My son came to me as an adopted embryo. He has a different DNA makeup. A different blood type (from both my husband and me). Different heritage; I’m mostly French and German whereas he is mostly British and Irish with a splash of Southern and Eastern European. With all those differences, we notice nothing in day to day life.

Genetic connection means nothing, and it means everything.

Genetic Connection Means Nothing

He’s mine. My body grew him. I felt his first kicks and nourished him with Sonic cheeseburgers and fresh fruit, some of my cravings. In every sense of the world, I labored to bring his almost nine-pound self into existence. His birth was a spiritual experience. They laid him on my chest, and I looked into his eyes. I felt like I have always known him.

I figured out his cries. His routines. His preferences. He liked to be held close, bounced, and have his booty patted. He had an insatiable desire for milk. I miss him while he is gone at preschool, and he misses me.

Not sharing DNA does not affect our attachment and relationship. I’m his mama, and he’s my baby boy. Nothing can or will change that.

Genetic Connection Means Everything

However, by dismissing my son’s DNA, I am dismissing him and his story. He was formed in a clinic across the country. He had genetic parents who tirelessly cycled to get him here, in the earliest stages of life. He’s got a gorgeous olive tone complexion that tans easily in the sun. He’s tall and muscular and has a build unlike anyone in my or my husband’s genetic families. He has his own medical history, apart from mine.

The value of his genetic origins does not compete with my relationship with him. In fact, they exist in unison, forming an unbelievable and beautiful story of redemption. I would not be a mom were it not for his genetic parents. If they didn’t have to do IVF, and if there hadn’t been remaining embryos after their cycle, and if they didn’t choose to place the remaining embryos into a family- if any of those things hadn’t been what they are- my arms would be empty.

Our lack of genetic connection matters. I can’t dismiss it. It’s not “just DNA.” He deserves to know his origins as much as possible and to have them respected. Meanwhile, I am no less his mom because we don’t share DNA. We have the richest connection I’ve known.

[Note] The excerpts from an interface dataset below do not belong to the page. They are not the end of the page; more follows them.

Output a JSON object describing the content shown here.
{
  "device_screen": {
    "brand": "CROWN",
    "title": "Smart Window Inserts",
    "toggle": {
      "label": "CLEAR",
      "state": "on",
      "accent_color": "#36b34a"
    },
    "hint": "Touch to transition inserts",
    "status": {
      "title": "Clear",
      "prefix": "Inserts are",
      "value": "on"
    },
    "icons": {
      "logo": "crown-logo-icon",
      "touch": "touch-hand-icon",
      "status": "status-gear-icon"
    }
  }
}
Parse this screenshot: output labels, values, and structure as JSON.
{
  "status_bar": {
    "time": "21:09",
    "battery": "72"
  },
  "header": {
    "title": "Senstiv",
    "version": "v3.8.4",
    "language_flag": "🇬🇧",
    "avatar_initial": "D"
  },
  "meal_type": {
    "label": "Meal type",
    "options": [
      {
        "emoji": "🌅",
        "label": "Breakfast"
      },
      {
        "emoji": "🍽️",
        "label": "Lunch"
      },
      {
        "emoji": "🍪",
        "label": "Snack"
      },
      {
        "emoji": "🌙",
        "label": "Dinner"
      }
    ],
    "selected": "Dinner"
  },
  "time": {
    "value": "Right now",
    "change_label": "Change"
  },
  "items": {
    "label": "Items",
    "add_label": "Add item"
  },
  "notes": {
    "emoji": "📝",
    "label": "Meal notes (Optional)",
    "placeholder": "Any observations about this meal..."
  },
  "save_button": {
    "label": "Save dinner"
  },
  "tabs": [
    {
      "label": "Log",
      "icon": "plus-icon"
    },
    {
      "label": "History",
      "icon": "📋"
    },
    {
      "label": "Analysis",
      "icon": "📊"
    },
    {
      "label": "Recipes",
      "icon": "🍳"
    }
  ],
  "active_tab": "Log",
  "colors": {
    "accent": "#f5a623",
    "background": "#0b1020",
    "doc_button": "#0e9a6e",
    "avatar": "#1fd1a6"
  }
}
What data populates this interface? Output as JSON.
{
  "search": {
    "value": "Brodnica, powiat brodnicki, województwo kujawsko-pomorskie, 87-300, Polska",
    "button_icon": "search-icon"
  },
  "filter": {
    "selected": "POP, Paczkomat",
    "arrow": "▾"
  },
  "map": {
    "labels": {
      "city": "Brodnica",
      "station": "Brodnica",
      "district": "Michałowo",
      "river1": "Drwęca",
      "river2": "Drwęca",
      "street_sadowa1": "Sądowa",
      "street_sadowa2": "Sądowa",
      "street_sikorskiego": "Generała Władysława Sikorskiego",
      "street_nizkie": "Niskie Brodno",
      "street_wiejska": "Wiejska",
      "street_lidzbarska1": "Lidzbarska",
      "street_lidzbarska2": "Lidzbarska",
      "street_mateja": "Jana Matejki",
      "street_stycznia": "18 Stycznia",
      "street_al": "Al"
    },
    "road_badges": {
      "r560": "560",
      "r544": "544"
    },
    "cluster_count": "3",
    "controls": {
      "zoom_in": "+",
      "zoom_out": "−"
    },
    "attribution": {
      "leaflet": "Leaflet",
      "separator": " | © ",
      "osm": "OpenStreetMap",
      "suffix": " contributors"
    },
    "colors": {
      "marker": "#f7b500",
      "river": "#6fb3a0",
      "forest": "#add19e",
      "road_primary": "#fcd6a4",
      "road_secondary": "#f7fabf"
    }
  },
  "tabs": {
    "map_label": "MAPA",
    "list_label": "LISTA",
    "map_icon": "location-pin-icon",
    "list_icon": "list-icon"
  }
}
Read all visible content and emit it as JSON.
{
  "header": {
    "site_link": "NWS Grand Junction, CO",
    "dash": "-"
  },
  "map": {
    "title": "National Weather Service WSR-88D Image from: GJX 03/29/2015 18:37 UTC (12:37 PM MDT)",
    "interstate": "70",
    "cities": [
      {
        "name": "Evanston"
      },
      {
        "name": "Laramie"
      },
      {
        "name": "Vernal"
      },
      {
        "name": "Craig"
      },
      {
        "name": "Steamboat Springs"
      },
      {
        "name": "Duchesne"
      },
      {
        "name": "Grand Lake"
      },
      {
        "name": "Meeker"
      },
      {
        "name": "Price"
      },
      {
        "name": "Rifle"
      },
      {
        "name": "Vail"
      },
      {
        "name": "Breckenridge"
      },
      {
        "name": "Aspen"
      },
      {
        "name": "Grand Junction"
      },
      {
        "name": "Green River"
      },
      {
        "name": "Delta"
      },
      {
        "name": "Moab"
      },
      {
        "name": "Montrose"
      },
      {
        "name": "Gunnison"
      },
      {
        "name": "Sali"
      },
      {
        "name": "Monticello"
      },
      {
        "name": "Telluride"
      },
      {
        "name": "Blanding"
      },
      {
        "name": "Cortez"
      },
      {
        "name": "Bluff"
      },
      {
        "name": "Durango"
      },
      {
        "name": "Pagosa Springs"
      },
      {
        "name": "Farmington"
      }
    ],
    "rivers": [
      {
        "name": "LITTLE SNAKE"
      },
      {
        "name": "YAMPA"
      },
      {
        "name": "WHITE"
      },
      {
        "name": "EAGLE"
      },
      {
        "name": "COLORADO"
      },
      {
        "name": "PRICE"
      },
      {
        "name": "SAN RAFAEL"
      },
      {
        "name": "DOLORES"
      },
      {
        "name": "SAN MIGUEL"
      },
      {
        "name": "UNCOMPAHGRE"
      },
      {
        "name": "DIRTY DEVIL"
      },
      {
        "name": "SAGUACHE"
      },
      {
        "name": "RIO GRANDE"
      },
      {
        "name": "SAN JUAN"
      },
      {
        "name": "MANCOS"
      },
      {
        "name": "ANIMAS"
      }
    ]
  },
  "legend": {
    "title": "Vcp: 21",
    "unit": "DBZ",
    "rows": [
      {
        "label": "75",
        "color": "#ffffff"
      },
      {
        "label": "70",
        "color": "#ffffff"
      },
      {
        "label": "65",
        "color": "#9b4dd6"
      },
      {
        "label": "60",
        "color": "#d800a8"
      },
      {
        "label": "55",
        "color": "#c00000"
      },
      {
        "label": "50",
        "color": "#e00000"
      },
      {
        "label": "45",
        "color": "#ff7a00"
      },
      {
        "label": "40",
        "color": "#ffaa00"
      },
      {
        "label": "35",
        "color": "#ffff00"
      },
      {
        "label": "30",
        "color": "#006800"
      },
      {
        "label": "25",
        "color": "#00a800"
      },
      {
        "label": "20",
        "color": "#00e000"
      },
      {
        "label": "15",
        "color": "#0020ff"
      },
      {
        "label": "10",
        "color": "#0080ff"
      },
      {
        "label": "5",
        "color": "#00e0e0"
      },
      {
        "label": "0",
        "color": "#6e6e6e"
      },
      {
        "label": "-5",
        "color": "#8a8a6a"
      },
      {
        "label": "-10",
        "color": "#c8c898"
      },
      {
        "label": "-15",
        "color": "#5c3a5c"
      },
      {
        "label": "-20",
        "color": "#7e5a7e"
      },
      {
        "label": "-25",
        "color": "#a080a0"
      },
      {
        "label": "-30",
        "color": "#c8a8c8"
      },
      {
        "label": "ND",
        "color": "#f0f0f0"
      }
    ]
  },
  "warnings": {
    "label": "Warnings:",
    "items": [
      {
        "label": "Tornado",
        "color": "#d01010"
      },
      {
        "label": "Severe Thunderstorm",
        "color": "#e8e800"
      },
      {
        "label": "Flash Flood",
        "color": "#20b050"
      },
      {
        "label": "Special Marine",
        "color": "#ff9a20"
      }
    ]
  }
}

Sara writes about her experiences at Chronicles of an Adoption and continues to educate and bring awareness about embryo adoption. You can contact her directly at

For another viewpoint about genetic connection and adoption, read Adoption and Genetics: Implications for Adoptive Parents, a blog post published by HuffPost. And for a more details on genetic connection studies, visit Genealogical Bewilderment on Wikipedia.